§ YOUR GOAL
Beginning with the first line below, output every record verbatim and leave out the images.

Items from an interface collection
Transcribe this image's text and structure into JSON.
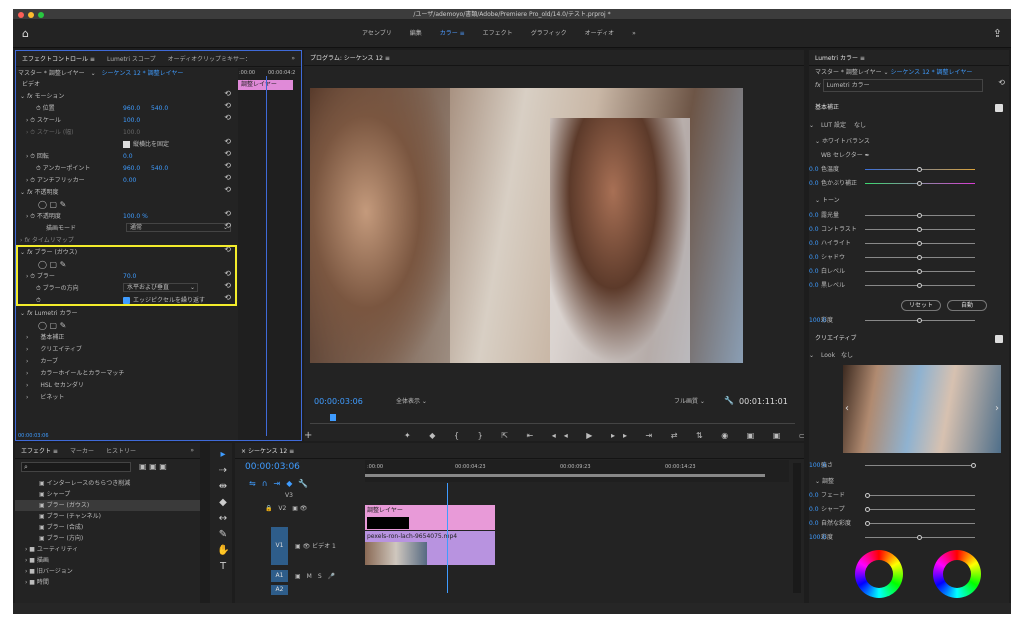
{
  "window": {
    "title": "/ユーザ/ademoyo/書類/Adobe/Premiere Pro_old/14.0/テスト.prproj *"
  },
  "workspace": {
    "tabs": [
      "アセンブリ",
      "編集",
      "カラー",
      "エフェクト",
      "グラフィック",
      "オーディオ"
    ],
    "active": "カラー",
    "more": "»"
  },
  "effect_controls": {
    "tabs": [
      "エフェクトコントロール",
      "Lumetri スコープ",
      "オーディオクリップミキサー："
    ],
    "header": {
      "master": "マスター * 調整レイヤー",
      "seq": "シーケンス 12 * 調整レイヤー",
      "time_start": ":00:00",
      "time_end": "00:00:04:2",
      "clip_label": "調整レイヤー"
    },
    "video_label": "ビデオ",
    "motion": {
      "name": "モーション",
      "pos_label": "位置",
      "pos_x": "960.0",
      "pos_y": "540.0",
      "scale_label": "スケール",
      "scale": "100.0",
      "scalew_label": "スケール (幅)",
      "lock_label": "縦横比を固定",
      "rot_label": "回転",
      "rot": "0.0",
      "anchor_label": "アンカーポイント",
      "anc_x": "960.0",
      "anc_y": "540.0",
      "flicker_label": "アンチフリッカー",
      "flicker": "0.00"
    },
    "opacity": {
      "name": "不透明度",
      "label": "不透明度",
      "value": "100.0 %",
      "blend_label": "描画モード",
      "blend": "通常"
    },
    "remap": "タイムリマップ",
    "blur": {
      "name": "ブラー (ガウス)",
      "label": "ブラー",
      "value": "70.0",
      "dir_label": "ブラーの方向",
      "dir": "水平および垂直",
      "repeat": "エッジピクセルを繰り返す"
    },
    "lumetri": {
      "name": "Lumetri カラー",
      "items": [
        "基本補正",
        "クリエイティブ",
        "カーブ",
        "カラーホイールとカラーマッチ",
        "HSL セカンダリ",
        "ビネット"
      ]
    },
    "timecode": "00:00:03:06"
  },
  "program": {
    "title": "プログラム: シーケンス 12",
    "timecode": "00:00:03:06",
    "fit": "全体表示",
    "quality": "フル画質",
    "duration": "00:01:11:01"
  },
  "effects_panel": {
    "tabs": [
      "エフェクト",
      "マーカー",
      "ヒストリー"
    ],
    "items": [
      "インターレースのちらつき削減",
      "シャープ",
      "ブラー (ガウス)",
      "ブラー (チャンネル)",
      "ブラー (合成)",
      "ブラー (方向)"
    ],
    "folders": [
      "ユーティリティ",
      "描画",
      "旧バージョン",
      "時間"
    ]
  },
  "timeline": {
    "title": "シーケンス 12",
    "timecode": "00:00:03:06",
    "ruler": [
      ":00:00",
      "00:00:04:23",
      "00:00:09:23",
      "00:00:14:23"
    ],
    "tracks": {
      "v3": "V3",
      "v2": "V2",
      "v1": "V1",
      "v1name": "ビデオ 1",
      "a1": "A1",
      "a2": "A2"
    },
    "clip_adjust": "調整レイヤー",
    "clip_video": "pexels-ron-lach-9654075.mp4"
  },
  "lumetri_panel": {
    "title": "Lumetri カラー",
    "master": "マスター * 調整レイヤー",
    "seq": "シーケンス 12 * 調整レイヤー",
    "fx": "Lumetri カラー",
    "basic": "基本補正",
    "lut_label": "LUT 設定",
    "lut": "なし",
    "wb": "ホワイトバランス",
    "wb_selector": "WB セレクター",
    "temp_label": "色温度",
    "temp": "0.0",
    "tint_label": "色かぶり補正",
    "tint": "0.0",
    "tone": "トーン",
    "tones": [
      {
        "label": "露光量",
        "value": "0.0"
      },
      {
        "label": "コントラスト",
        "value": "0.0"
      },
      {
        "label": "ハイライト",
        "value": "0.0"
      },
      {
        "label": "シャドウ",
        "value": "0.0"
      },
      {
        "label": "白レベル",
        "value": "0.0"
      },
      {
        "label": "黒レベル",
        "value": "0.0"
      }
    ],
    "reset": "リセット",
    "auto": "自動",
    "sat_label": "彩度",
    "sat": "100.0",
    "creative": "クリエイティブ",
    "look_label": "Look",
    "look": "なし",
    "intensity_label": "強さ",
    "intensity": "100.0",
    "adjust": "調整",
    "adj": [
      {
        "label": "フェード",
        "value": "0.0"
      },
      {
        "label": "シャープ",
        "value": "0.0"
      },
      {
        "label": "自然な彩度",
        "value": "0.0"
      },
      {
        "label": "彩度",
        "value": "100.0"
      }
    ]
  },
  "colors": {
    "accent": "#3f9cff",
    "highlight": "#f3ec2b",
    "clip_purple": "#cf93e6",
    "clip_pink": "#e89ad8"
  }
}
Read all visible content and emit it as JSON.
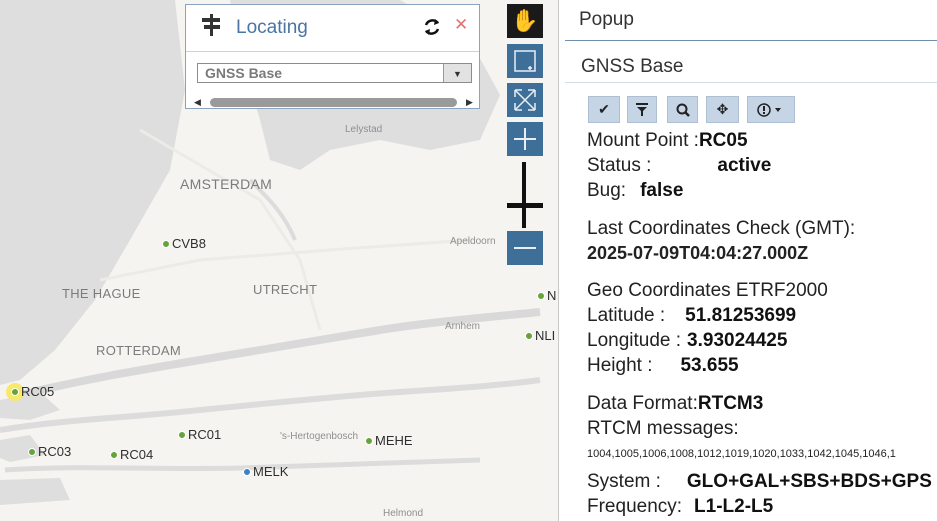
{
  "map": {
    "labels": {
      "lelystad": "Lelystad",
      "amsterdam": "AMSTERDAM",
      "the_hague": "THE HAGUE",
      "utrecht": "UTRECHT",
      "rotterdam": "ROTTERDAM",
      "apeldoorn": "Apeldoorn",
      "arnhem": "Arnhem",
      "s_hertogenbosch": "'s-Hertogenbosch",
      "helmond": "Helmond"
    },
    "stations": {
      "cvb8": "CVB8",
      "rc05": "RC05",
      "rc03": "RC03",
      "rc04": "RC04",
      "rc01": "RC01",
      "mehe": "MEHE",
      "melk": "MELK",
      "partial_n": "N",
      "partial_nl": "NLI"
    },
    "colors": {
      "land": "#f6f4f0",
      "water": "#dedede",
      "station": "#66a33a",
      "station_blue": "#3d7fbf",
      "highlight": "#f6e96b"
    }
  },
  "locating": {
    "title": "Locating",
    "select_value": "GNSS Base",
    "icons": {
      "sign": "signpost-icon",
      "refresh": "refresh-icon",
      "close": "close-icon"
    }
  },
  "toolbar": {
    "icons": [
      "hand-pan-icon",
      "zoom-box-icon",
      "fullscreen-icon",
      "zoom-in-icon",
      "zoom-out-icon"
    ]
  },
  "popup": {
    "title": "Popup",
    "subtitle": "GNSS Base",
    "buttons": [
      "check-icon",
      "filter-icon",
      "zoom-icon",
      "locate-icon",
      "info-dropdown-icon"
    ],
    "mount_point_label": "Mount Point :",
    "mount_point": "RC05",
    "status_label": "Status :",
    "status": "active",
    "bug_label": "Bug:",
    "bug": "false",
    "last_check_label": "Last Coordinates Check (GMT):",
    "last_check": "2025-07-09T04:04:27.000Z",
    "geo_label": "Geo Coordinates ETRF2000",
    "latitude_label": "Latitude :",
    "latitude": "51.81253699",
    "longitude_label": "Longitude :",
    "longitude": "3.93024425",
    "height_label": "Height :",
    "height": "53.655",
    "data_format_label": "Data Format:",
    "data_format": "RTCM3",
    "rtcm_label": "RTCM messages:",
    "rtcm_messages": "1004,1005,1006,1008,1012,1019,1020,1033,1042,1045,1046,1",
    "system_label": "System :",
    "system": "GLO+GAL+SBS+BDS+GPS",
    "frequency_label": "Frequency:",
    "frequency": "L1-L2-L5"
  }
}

§ TASK SOLUTION
Transcribe this image's text and structure into JSON.
{
  "window": {
    "title": "/ユーザ/ademoyo/書類/Adobe/Premiere Pro_old/14.0/テスト.prproj *"
  },
  "workspace": {
    "tabs": [
      "アセンブリ",
      "編集",
      "カラー",
      "エフェクト",
      "グラフィック",
      "オーディオ"
    ],
    "active": "カラー",
    "more": "»"
  },
  "effect_controls": {
    "tabs": [
      "エフェクトコントロール",
      "Lumetri スコープ",
      "オーディオクリップミキサー："
    ],
    "header": {
      "master": "マスター * 調整レイヤー",
      "seq": "シーケンス 12 * 調整レイヤー",
      "time_start": ":00:00",
      "time_end": "00:00:04:2",
      "clip_label": "調整レイヤー"
    },
    "video_label": "ビデオ",
    "motion": {
      "name": "モーション",
      "pos_label": "位置",
      "pos_x": "960.0",
      "pos_y": "540.0",
      "scale_label": "スケール",
      "scale": "100.0",
      "scalew_label": "スケール (幅)",
      "lock_label": "縦横比を固定",
      "rot_label": "回転",
      "rot": "0.0",
      "anchor_label": "アンカーポイント",
      "anc_x": "960.0",
      "anc_y": "540.0",
      "flicker_label": "アンチフリッカー",
      "flicker": "0.00"
    },
    "opacity": {
      "name": "不透明度",
      "label": "不透明度",
      "value": "100.0 %",
      "blend_label": "描画モード",
      "blend": "通常"
    },
    "remap": "タイムリマップ",
    "blur": {
      "name": "ブラー (ガウス)",
      "label": "ブラー",
      "value": "70.0",
      "dir_label": "ブラーの方向",
      "dir": "水平および垂直",
      "repeat": "エッジピクセルを繰り返す"
    },
    "lumetri": {
      "name": "Lumetri カラー",
      "items": [
        "基本補正",
        "クリエイティブ",
        "カーブ",
        "カラーホイールとカラーマッチ",
        "HSL セカンダリ",
        "ビネット"
      ]
    },
    "timecode": "00:00:03:06"
  },
  "program": {
    "title": "プログラム: シーケンス 12",
    "timecode": "00:00:03:06",
    "fit": "全体表示",
    "quality": "フル画質",
    "duration": "00:01:11:01"
  },
  "effects_panel": {
    "tabs": [
      "エフェクト",
      "マーカー",
      "ヒストリー"
    ],
    "items": [
      "インターレースのちらつき削減",
      "シャープ",
      "ブラー (ガウス)",
      "ブラー (チャンネル)",
      "ブラー (合成)",
      "ブラー (方向)"
    ],
    "folders": [
      "ユーティリティ",
      "描画",
      "旧バージョン",
      "時間"
    ]
  },
  "timeline": {
    "title": "シーケンス 12",
    "timecode": "00:00:03:06",
    "ruler": [
      ":00:00",
      "00:00:04:23",
      "00:00:09:23",
      "00:00:14:23"
    ],
    "tracks": {
      "v3": "V3",
      "v2": "V2",
      "v1": "V1",
      "v1name": "ビデオ 1",
      "a1": "A1",
      "a2": "A2"
    },
    "clip_adjust": "調整レイヤー",
    "clip_video": "pexels-ron-lach-9654075.mp4"
  },
  "lumetri_panel": {
    "title": "Lumetri カラー",
    "master": "マスター * 調整レイヤー",
    "seq": "シーケンス 12 * 調整レイヤー",
    "fx": "Lumetri カラー",
    "basic": "基本補正",
    "lut_label": "LUT 設定",
    "lut": "なし",
    "wb": "ホワイトバランス",
    "wb_selector": "WB セレクター",
    "temp_label": "色温度",
    "temp": "0.0",
    "tint_label": "色かぶり補正",
    "tint": "0.0",
    "tone": "トーン",
    "tones": [
      {
        "label": "露光量",
        "value": "0.0"
      },
      {
        "label": "コントラスト",
        "value": "0.0"
      },
      {
        "label": "ハイライト",
        "value": "0.0"
      },
      {
        "label": "シャドウ",
        "value": "0.0"
      },
      {
        "label": "白レベル",
        "value": "0.0"
      },
      {
        "label": "黒レベル",
        "value": "0.0"
      }
    ],
    "reset": "リセット",
    "auto": "自動",
    "sat_label": "彩度",
    "sat": "100.0",
    "creative": "クリエイティブ",
    "look_label": "Look",
    "look": "なし",
    "intensity_label": "強さ",
    "intensity": "100.0",
    "adjust": "調整",
    "adj": [
      {
        "label": "フェード",
        "value": "0.0"
      },
      {
        "label": "シャープ",
        "value": "0.0"
      },
      {
        "label": "自然な彩度",
        "value": "0.0"
      },
      {
        "label": "彩度",
        "value": "100.0"
      }
    ]
  },
  "colors": {
    "accent": "#3f9cff",
    "highlight": "#f3ec2b",
    "clip_purple": "#cf93e6",
    "clip_pink": "#e89ad8"
  }
}
Read all visible content and emit it as JSON.
{
  "map": {
    "labels": {
      "lelystad": "Lelystad",
      "amsterdam": "AMSTERDAM",
      "the_hague": "THE HAGUE",
      "utrecht": "UTRECHT",
      "rotterdam": "ROTTERDAM",
      "apeldoorn": "Apeldoorn",
      "arnhem": "Arnhem",
      "s_hertogenbosch": "'s-Hertogenbosch",
      "helmond": "Helmond"
    },
    "stations": {
      "cvb8": "CVB8",
      "rc05": "RC05",
      "rc03": "RC03",
      "rc04": "RC04",
      "rc01": "RC01",
      "mehe": "MEHE",
      "melk": "MELK",
      "partial_n": "N",
      "partial_nl": "NLI"
    },
    "colors": {
      "land": "#f6f4f0",
      "water": "#dedede",
      "station": "#66a33a",
      "station_blue": "#3d7fbf",
      "highlight": "#f6e96b"
    }
  },
  "locating": {
    "title": "Locating",
    "select_value": "GNSS Base",
    "icons": {
      "sign": "signpost-icon",
      "refresh": "refresh-icon",
      "close": "close-icon"
    }
  },
  "toolbar": {
    "icons": [
      "hand-pan-icon",
      "zoom-box-icon",
      "fullscreen-icon",
      "zoom-in-icon",
      "zoom-out-icon"
    ]
  },
  "popup": {
    "title": "Popup",
    "subtitle": "GNSS Base",
    "buttons": [
      "check-icon",
      "filter-icon",
      "zoom-icon",
      "locate-icon",
      "info-dropdown-icon"
    ],
    "mount_point_label": "Mount Point :",
    "mount_point": "RC05",
    "status_label": "Status :",
    "status": "active",
    "bug_label": "Bug:",
    "bug": "false",
    "last_check_label": "Last Coordinates Check (GMT):",
    "last_check": "2025-07-09T04:04:27.000Z",
    "geo_label": "Geo Coordinates ETRF2000",
    "latitude_label": "Latitude :",
    "latitude": "51.81253699",
    "longitude_label": "Longitude :",
    "longitude": "3.93024425",
    "height_label": "Height :",
    "height": "53.655",
    "data_format_label": "Data Format:",
    "data_format": "RTCM3",
    "rtcm_label": "RTCM messages:",
    "rtcm_messages": "1004,1005,1006,1008,1012,1019,1020,1033,1042,1045,1046,1",
    "system_label": "System :",
    "system": "GLO+GAL+SBS+BDS+GPS",
    "frequency_label": "Frequency:",
    "frequency": "L1-L2-L5"
  }
}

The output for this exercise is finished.